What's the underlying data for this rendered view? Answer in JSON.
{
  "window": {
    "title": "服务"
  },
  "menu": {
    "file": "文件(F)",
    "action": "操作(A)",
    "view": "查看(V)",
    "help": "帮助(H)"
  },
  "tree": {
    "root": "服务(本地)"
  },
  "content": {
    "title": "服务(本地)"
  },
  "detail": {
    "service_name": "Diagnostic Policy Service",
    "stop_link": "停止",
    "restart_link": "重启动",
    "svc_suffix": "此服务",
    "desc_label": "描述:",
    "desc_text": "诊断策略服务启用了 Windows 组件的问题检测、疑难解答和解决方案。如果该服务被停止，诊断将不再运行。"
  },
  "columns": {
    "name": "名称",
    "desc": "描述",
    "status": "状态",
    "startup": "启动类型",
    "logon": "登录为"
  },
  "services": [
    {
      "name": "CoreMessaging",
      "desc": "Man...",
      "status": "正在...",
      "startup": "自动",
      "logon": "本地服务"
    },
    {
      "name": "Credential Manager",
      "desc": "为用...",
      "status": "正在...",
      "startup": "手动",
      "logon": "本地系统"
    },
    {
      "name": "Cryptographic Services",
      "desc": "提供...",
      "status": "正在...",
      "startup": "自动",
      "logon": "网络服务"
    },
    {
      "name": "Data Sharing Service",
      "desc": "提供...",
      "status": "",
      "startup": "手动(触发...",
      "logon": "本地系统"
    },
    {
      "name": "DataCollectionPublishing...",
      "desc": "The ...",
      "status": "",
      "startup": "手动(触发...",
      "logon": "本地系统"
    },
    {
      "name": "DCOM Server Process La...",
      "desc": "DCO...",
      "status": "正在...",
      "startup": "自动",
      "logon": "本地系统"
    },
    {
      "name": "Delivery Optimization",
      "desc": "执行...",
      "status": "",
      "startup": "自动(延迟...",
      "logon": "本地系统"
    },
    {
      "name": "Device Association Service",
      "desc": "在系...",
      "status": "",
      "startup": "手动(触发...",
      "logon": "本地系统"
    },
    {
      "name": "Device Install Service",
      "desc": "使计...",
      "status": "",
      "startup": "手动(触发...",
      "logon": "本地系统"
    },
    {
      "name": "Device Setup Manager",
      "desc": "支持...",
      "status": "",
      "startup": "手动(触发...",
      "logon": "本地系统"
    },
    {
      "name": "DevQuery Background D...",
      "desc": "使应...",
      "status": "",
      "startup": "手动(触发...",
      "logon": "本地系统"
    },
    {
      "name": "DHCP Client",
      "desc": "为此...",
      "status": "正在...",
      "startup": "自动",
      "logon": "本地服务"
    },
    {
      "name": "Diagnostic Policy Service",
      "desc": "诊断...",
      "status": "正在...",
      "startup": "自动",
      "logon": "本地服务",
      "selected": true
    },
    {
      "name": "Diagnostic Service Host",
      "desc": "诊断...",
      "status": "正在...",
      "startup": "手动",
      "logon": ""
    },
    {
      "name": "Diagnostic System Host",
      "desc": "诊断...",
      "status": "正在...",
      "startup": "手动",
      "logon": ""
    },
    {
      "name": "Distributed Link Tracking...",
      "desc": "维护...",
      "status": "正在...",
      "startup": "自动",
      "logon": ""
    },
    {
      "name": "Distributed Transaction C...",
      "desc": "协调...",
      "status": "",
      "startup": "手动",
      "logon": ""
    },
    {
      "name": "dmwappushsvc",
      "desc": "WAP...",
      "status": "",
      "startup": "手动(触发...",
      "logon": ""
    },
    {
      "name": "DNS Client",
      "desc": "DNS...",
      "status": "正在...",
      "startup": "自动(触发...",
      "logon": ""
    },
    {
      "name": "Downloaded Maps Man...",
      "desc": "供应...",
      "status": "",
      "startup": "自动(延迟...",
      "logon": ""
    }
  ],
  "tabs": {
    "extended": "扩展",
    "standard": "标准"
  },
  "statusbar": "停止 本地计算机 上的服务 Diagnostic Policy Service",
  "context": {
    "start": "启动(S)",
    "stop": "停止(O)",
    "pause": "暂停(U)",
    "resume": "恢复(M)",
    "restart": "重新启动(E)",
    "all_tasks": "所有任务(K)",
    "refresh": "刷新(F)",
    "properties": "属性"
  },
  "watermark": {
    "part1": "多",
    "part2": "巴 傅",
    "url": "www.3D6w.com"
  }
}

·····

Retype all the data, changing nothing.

What's the underlying data for this rendered view? Answer in JSON.
{
  "window": {
    "title": "服务"
  },
  "menu": {
    "file": "文件(F)",
    "action": "操作(A)",
    "view": "查看(V)",
    "help": "帮助(H)"
  },
  "tree": {
    "root": "服务(本地)"
  },
  "content": {
    "title": "服务(本地)"
  },
  "detail": {
    "service_name": "Diagnostic Policy Service",
    "stop_link": "停止",
    "restart_link": "重启动",
    "svc_suffix": "此服务",
    "desc_label": "描述:",
    "desc_text": "诊断策略服务启用了 Windows 组件的问题检测、疑难解答和解决方案。如果该服务被停止，诊断将不再运行。"
  },
  "columns": {
    "name": "名称",
    "desc": "描述",
    "status": "状态",
    "startup": "启动类型",
    "logon": "登录为"
  },
  "services": [
    {
      "name": "CoreMessaging",
      "desc": "Man...",
      "status": "正在...",
      "startup": "自动",
      "logon": "本地服务"
    },
    {
      "name": "Credential Manager",
      "desc": "为用...",
      "status": "正在...",
      "startup": "手动",
      "logon": "本地系统"
    },
    {
      "name": "Cryptographic Services",
      "desc": "提供...",
      "status": "正在...",
      "startup": "自动",
      "logon": "网络服务"
    },
    {
      "name": "Data Sharing Service",
      "desc": "提供...",
      "status": "",
      "startup": "手动(触发...",
      "logon": "本地系统"
    },
    {
      "name": "DataCollectionPublishing...",
      "desc": "The ...",
      "status": "",
      "startup": "手动(触发...",
      "logon": "本地系统"
    },
    {
      "name": "DCOM Server Process La...",
      "desc": "DCO...",
      "status": "正在...",
      "startup": "自动",
      "logon": "本地系统"
    },
    {
      "name": "Delivery Optimization",
      "desc": "执行...",
      "status": "",
      "startup": "自动(延迟...",
      "logon": "本地系统"
    },
    {
      "name": "Device Association Service",
      "desc": "在系...",
      "status": "",
      "startup": "手动(触发...",
      "logon": "本地系统"
    },
    {
      "name": "Device Install Service",
      "desc": "使计...",
      "status": "",
      "startup": "手动(触发...",
      "logon": "本地系统"
    },
    {
      "name": "Device Setup Manager",
      "desc": "支持...",
      "status": "",
      "startup": "手动(触发...",
      "logon": "本地系统"
    },
    {
      "name": "DevQuery Background D...",
      "desc": "使应...",
      "status": "",
      "startup": "手动(触发...",
      "logon": "本地系统"
    },
    {
      "name": "DHCP Client",
      "desc": "为此...",
      "status": "正在...",
      "startup": "自动",
      "logon": "本地服务"
    },
    {
      "name": "Diagnostic Policy Service",
      "desc": "诊断...",
      "status": "正在...",
      "startup": "自动",
      "logon": "本地服务",
      "selected": true
    },
    {
      "name": "Diagnostic Service Host",
      "desc": "诊断...",
      "status": "正在...",
      "startup": "手动",
      "logon": ""
    },
    {
      "name": "Diagnostic System Host",
      "desc": "诊断...",
      "status": "正在...",
      "startup": "手动",
      "logon": ""
    },
    {
      "name": "Distributed Link Tracking...",
      "desc": "维护...",
      "status": "正在...",
      "startup": "自动",
      "logon": ""
    },
    {
      "name": "Distributed Transaction C...",
      "desc": "协调...",
      "status": "",
      "startup": "手动",
      "logon": ""
    },
    {
      "name": "dmwappushsvc",
      "desc": "WAP...",
      "status": "",
      "startup": "手动(触发...",
      "logon": ""
    },
    {
      "name": "DNS Client",
      "desc": "DNS...",
      "status": "正在...",
      "startup": "自动(触发...",
      "logon": ""
    },
    {
      "name": "Downloaded Maps Man...",
      "desc": "供应...",
      "status": "",
      "startup": "自动(延迟...",
      "logon": ""
    }
  ],
  "tabs": {
    "extended": "扩展",
    "standard": "标准"
  },
  "statusbar": "停止 本地计算机 上的服务 Diagnostic Policy Service",
  "context": {
    "start": "启动(S)",
    "stop": "停止(O)",
    "pause": "暂停(U)",
    "resume": "恢复(M)",
    "restart": "重新启动(E)",
    "all_tasks": "所有任务(K)",
    "refresh": "刷新(F)",
    "properties": "属性"
  },
  "watermark": {
    "part1": "多",
    "part2": "巴 傅",
    "url": "www.3D6w.com"
  }
}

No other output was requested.